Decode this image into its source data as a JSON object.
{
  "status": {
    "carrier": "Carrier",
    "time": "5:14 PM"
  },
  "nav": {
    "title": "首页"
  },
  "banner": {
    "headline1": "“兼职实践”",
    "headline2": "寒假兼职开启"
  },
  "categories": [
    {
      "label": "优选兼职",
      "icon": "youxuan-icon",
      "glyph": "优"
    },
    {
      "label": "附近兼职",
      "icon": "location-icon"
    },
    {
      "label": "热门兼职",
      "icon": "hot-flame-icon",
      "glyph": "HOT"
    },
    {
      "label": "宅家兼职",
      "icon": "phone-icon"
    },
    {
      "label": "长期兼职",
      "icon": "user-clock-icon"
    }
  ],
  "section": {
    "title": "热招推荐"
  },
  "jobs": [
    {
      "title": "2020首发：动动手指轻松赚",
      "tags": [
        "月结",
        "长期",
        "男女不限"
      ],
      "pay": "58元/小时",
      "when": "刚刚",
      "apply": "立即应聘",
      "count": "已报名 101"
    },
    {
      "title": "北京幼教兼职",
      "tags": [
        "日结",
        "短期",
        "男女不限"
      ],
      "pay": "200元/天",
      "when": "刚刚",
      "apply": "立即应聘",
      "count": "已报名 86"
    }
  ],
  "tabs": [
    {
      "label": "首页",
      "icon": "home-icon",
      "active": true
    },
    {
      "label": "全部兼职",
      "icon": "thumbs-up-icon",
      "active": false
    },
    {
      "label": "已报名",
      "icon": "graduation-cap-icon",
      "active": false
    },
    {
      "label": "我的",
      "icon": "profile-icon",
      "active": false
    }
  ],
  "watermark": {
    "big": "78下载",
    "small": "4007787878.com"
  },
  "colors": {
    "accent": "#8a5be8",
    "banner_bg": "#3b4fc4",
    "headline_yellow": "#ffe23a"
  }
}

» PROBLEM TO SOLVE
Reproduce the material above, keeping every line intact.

» WRITTEN ANSWER
Decode this image into its source data as a JSON object.
{
  "status": {
    "carrier": "Carrier",
    "time": "5:14 PM"
  },
  "nav": {
    "title": "首页"
  },
  "banner": {
    "headline1": "“兼职实践”",
    "headline2": "寒假兼职开启"
  },
  "categories": [
    {
      "label": "优选兼职",
      "icon": "youxuan-icon",
      "glyph": "优"
    },
    {
      "label": "附近兼职",
      "icon": "location-icon"
    },
    {
      "label": "热门兼职",
      "icon": "hot-flame-icon",
      "glyph": "HOT"
    },
    {
      "label": "宅家兼职",
      "icon": "phone-icon"
    },
    {
      "label": "长期兼职",
      "icon": "user-clock-icon"
    }
  ],
  "section": {
    "title": "热招推荐"
  },
  "jobs": [
    {
      "title": "2020首发：动动手指轻松赚",
      "tags": [
        "月结",
        "长期",
        "男女不限"
      ],
      "pay": "58元/小时",
      "when": "刚刚",
      "apply": "立即应聘",
      "count": "已报名 101"
    },
    {
      "title": "北京幼教兼职",
      "tags": [
        "日结",
        "短期",
        "男女不限"
      ],
      "pay": "200元/天",
      "when": "刚刚",
      "apply": "立即应聘",
      "count": "已报名 86"
    }
  ],
  "tabs": [
    {
      "label": "首页",
      "icon": "home-icon",
      "active": true
    },
    {
      "label": "全部兼职",
      "icon": "thumbs-up-icon",
      "active": false
    },
    {
      "label": "已报名",
      "icon": "graduation-cap-icon",
      "active": false
    },
    {
      "label": "我的",
      "icon": "profile-icon",
      "active": false
    }
  ],
  "watermark": {
    "big": "78下载",
    "small": "4007787878.com"
  },
  "colors": {
    "accent": "#8a5be8",
    "banner_bg": "#3b4fc4",
    "headline_yellow": "#ffe23a"
  }
}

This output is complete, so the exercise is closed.